» **Prompt**
Search the entries for the word "name" and pull out each line that has it.

» **Task input**

================================

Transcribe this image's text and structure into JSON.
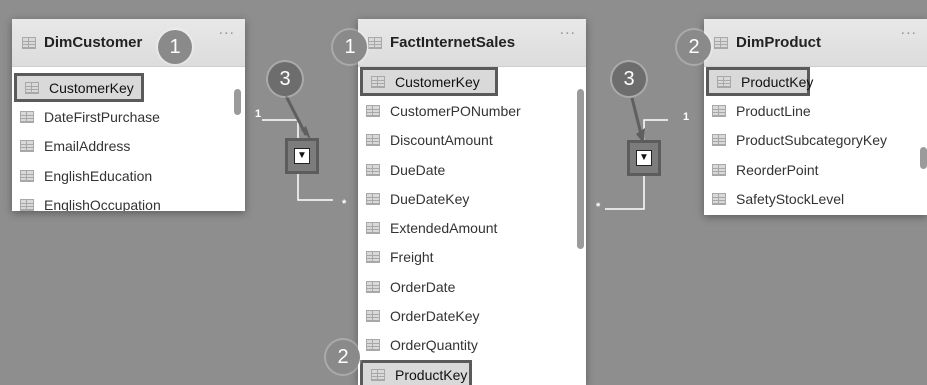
{
  "colors": {
    "canvas": "#8e8e8e",
    "card": "#ffffff",
    "header": "#e0e0e0",
    "highlight_border": "#5a5a5a",
    "callout": "#8a8a8a",
    "connector": "#ffffff"
  },
  "tables": {
    "dimcustomer": {
      "title": "DimCustomer",
      "fields": [
        "CustomerKey",
        "DateFirstPurchase",
        "EmailAddress",
        "EnglishEducation",
        "EnglishOccupation"
      ]
    },
    "factinternetsales": {
      "title": "FactInternetSales",
      "fields": [
        "CustomerKey",
        "CustomerPONumber",
        "DiscountAmount",
        "DueDate",
        "DueDateKey",
        "ExtendedAmount",
        "Freight",
        "OrderDate",
        "OrderDateKey",
        "OrderQuantity",
        "ProductKey"
      ]
    },
    "dimproduct": {
      "title": "DimProduct",
      "fields": [
        "ProductKey",
        "ProductLine",
        "ProductSubcategoryKey",
        "ReorderPoint",
        "SafetyStockLevel"
      ]
    }
  },
  "ui": {
    "more_label": "...",
    "filter_arrow": "▼",
    "table_icon": "table-icon"
  },
  "callouts": {
    "c1a": "1",
    "c1b": "1",
    "c2a": "2",
    "c2b": "2",
    "c3a": "3",
    "c3b": "3"
  },
  "cardinality": {
    "left_one": "1",
    "left_many": "*",
    "right_one": "1",
    "right_many": "*"
  }
}
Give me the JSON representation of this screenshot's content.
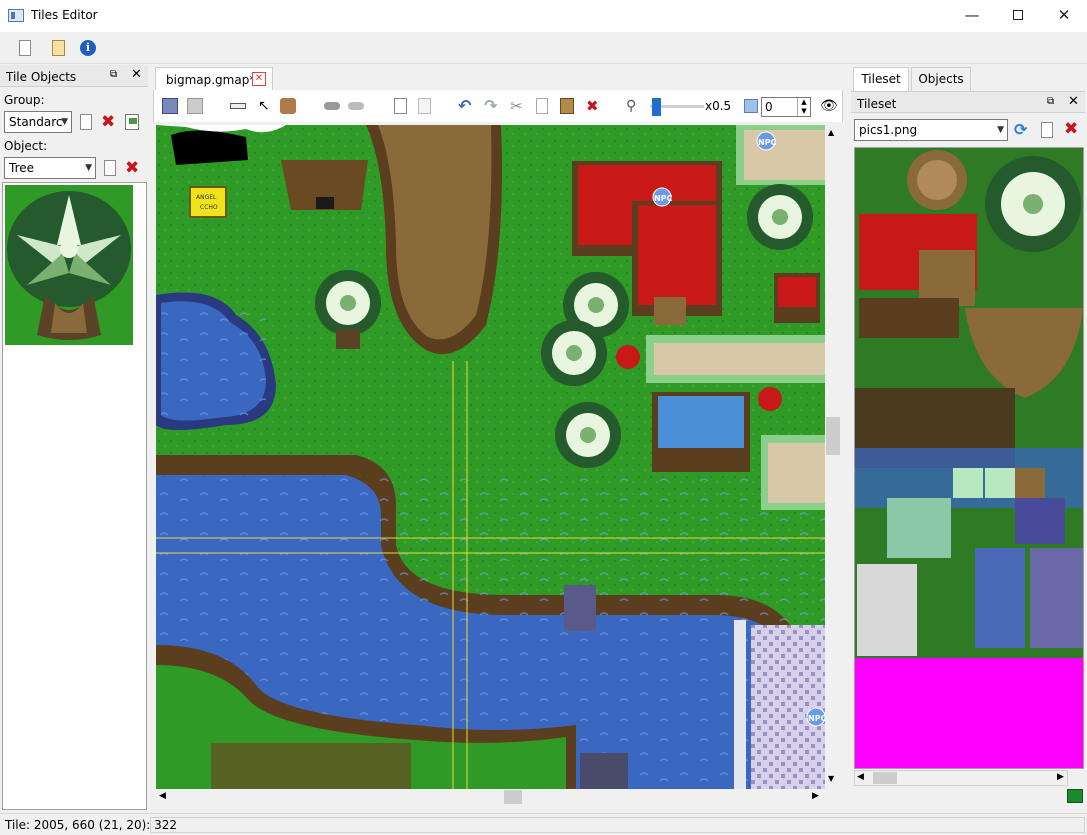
{
  "window": {
    "title": "Tiles Editor",
    "minimize_icon": "minimize-icon",
    "maximize_icon": "maximize-icon",
    "close_icon": "close-icon"
  },
  "main_toolbar": {
    "icons": [
      "new-file-icon",
      "open-file-icon",
      "info-icon"
    ]
  },
  "tile_objects_panel": {
    "title": "Tile Objects",
    "group_label": "Group:",
    "group_value": "Standarc",
    "object_label": "Object:",
    "object_value": "Tree"
  },
  "editor": {
    "tab_label": "bigmap.gmap*",
    "zoom_label": "x0.5",
    "zoom_fraction": 0.05,
    "layer_value": "0",
    "map_labels": {
      "npc": "NPC",
      "sign_line1": "ANGEL",
      "sign_line2": "CCHO"
    }
  },
  "right_panel": {
    "tabs": [
      "Tileset",
      "Objects"
    ],
    "active_tab": "Tileset",
    "tileset_title": "Tileset",
    "tileset_file": "pics1.png"
  },
  "status": {
    "text": "Tile: 2005, 660 (21, 20): 322"
  },
  "colors": {
    "grass": "#2f9a26",
    "water": "#3a67c0",
    "dirt": "#8a6a3a",
    "roof_red": "#c81818",
    "magenta": "#ff00ff",
    "accent_blue": "#1f6fcf"
  }
}
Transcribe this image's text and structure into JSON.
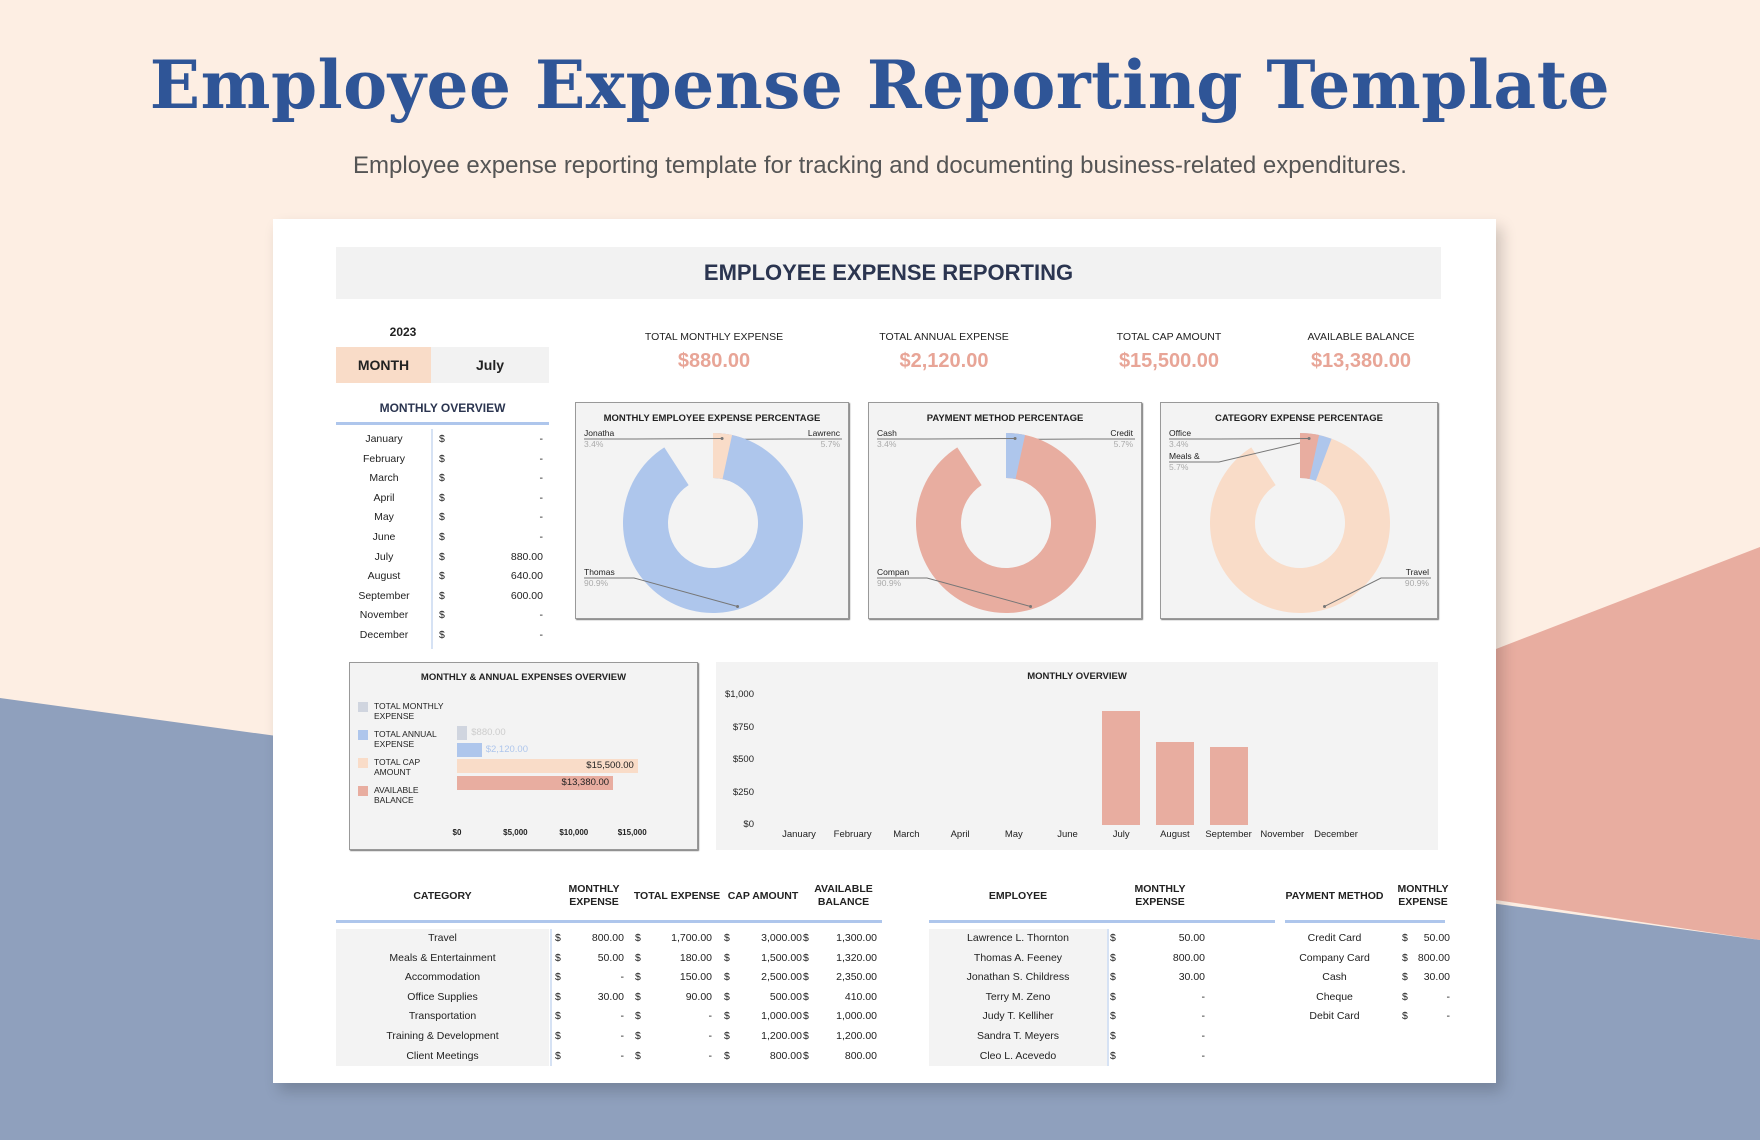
{
  "page": {
    "title": "Employee Expense Reporting Template",
    "subtitle": "Employee expense reporting template for tracking and documenting business-related expenditures."
  },
  "colors": {
    "background": "#fdeee3",
    "title": "#2f5597",
    "blue": "#aec6ec",
    "salmon": "#e8ada0",
    "peach": "#f9dcc8",
    "gray": "#d0d5df",
    "slate": "#8fa0bd"
  },
  "sheet": {
    "header": "EMPLOYEE EXPENSE REPORTING",
    "year": "2023",
    "month_label": "MONTH",
    "month_value": "July",
    "kpis": [
      {
        "label": "TOTAL MONTHLY EXPENSE",
        "value": "$880.00"
      },
      {
        "label": "TOTAL ANNUAL EXPENSE",
        "value": "$2,120.00"
      },
      {
        "label": "TOTAL CAP AMOUNT",
        "value": "$15,500.00"
      },
      {
        "label": "AVAILABLE BALANCE",
        "value": "$13,380.00"
      }
    ],
    "monthly_overview": {
      "title": "MONTHLY OVERVIEW",
      "currency": "$",
      "rows": [
        {
          "month": "January",
          "amount": "-"
        },
        {
          "month": "February",
          "amount": "-"
        },
        {
          "month": "March",
          "amount": "-"
        },
        {
          "month": "April",
          "amount": "-"
        },
        {
          "month": "May",
          "amount": "-"
        },
        {
          "month": "June",
          "amount": "-"
        },
        {
          "month": "July",
          "amount": "880.00"
        },
        {
          "month": "August",
          "amount": "640.00"
        },
        {
          "month": "September",
          "amount": "600.00"
        },
        {
          "month": "November",
          "amount": "-"
        },
        {
          "month": "December",
          "amount": "-"
        }
      ]
    },
    "category_table": {
      "headers": [
        "CATEGORY",
        "MONTHLY EXPENSE",
        "TOTAL EXPENSE",
        "CAP AMOUNT",
        "AVAILABLE BALANCE"
      ],
      "currency": "$",
      "rows": [
        [
          "Travel",
          "800.00",
          "1,700.00",
          "3,000.00",
          "1,300.00"
        ],
        [
          "Meals & Entertainment",
          "50.00",
          "180.00",
          "1,500.00",
          "1,320.00"
        ],
        [
          "Accommodation",
          "-",
          "150.00",
          "2,500.00",
          "2,350.00"
        ],
        [
          "Office Supplies",
          "30.00",
          "90.00",
          "500.00",
          "410.00"
        ],
        [
          "Transportation",
          "-",
          "-",
          "1,000.00",
          "1,000.00"
        ],
        [
          "Training & Development",
          "-",
          "-",
          "1,200.00",
          "1,200.00"
        ],
        [
          "Client Meetings",
          "-",
          "-",
          "800.00",
          "800.00"
        ]
      ]
    },
    "employee_table": {
      "headers": [
        "EMPLOYEE",
        "MONTHLY EXPENSE"
      ],
      "currency": "$",
      "rows": [
        [
          "Lawrence L. Thornton",
          "50.00"
        ],
        [
          "Thomas A. Feeney",
          "800.00"
        ],
        [
          "Jonathan S. Childress",
          "30.00"
        ],
        [
          "Terry M. Zeno",
          "-"
        ],
        [
          "Judy T. Kelliher",
          "-"
        ],
        [
          "Sandra T. Meyers",
          "-"
        ],
        [
          "Cleo L. Acevedo",
          "-"
        ]
      ]
    },
    "payment_table": {
      "headers": [
        "PAYMENT METHOD",
        "MONTHLY EXPENSE"
      ],
      "currency": "$",
      "rows": [
        [
          "Credit Card",
          "50.00"
        ],
        [
          "Company Card",
          "800.00"
        ],
        [
          "Cash",
          "30.00"
        ],
        [
          "Cheque",
          "-"
        ],
        [
          "Debit Card",
          "-"
        ]
      ]
    }
  },
  "chart_data": [
    {
      "type": "pie",
      "style": "donut",
      "title": "MONTHLY EMPLOYEE EXPENSE PERCENTAGE",
      "slices": [
        {
          "label": "Lawrenc",
          "percent_label": "5.7%",
          "value": 5.7,
          "color": "#e8ada0"
        },
        {
          "label": "Thomas",
          "percent_label": "90.9%",
          "value": 90.9,
          "color": "#aec6ec"
        },
        {
          "label": "Jonatha",
          "percent_label": "3.4%",
          "value": 3.4,
          "color": "#f9dcc8"
        }
      ]
    },
    {
      "type": "pie",
      "style": "donut",
      "title": "PAYMENT METHOD PERCENTAGE",
      "slices": [
        {
          "label": "Credit",
          "percent_label": "5.7%",
          "value": 5.7,
          "color": "#f9dcc8"
        },
        {
          "label": "Compan",
          "percent_label": "90.9%",
          "value": 90.9,
          "color": "#e8ada0"
        },
        {
          "label": "Cash",
          "percent_label": "3.4%",
          "value": 3.4,
          "color": "#aec6ec"
        }
      ]
    },
    {
      "type": "pie",
      "style": "donut",
      "title": "CATEGORY EXPENSE PERCENTAGE",
      "slices": [
        {
          "label": "Travel",
          "percent_label": "90.9%",
          "value": 90.9,
          "color": "#f9dcc8"
        },
        {
          "label": "Meals &",
          "percent_label": "5.7%",
          "value": 5.7,
          "color": "#aec6ec"
        },
        {
          "label": "Office",
          "percent_label": "3.4%",
          "value": 3.4,
          "color": "#e8ada0"
        }
      ]
    },
    {
      "type": "bar",
      "orientation": "horizontal",
      "title": "MONTHLY & ANNUAL EXPENSES OVERVIEW",
      "legend": "left",
      "xlim": [
        0,
        15000
      ],
      "xticks": [
        "$0",
        "$5,000",
        "$10,000",
        "$15,000"
      ],
      "series": [
        {
          "name": "TOTAL MONTHLY EXPENSE",
          "value": 880,
          "label": "$880.00",
          "color": "#d0d5df"
        },
        {
          "name": "TOTAL ANNUAL EXPENSE",
          "value": 2120,
          "label": "$2,120.00",
          "color": "#aec6ec"
        },
        {
          "name": "TOTAL CAP AMOUNT",
          "value": 15500,
          "label": "$15,500.00",
          "color": "#f9dcc8"
        },
        {
          "name": "AVAILABLE BALANCE",
          "value": 13380,
          "label": "$13,380.00",
          "color": "#e8ada0"
        }
      ]
    },
    {
      "type": "bar",
      "title": "MONTHLY OVERVIEW",
      "ylim": [
        0,
        1000
      ],
      "yticks": [
        "$0",
        "$250",
        "$500",
        "$750",
        "$1,000"
      ],
      "grid": false,
      "color": "#e8ada0",
      "categories": [
        "January",
        "February",
        "March",
        "April",
        "May",
        "June",
        "July",
        "August",
        "September",
        "November",
        "December"
      ],
      "values": [
        0,
        0,
        0,
        0,
        0,
        0,
        880,
        640,
        600,
        0,
        0
      ]
    }
  ]
}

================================

» **Reply**
          "name": "TOTAL MONTHLY EXPENSE",
          "name": "TOTAL ANNUAL EXPENSE",
          "name": "TOTAL CAP AMOUNT",
          "name": "AVAILABLE BALANCE",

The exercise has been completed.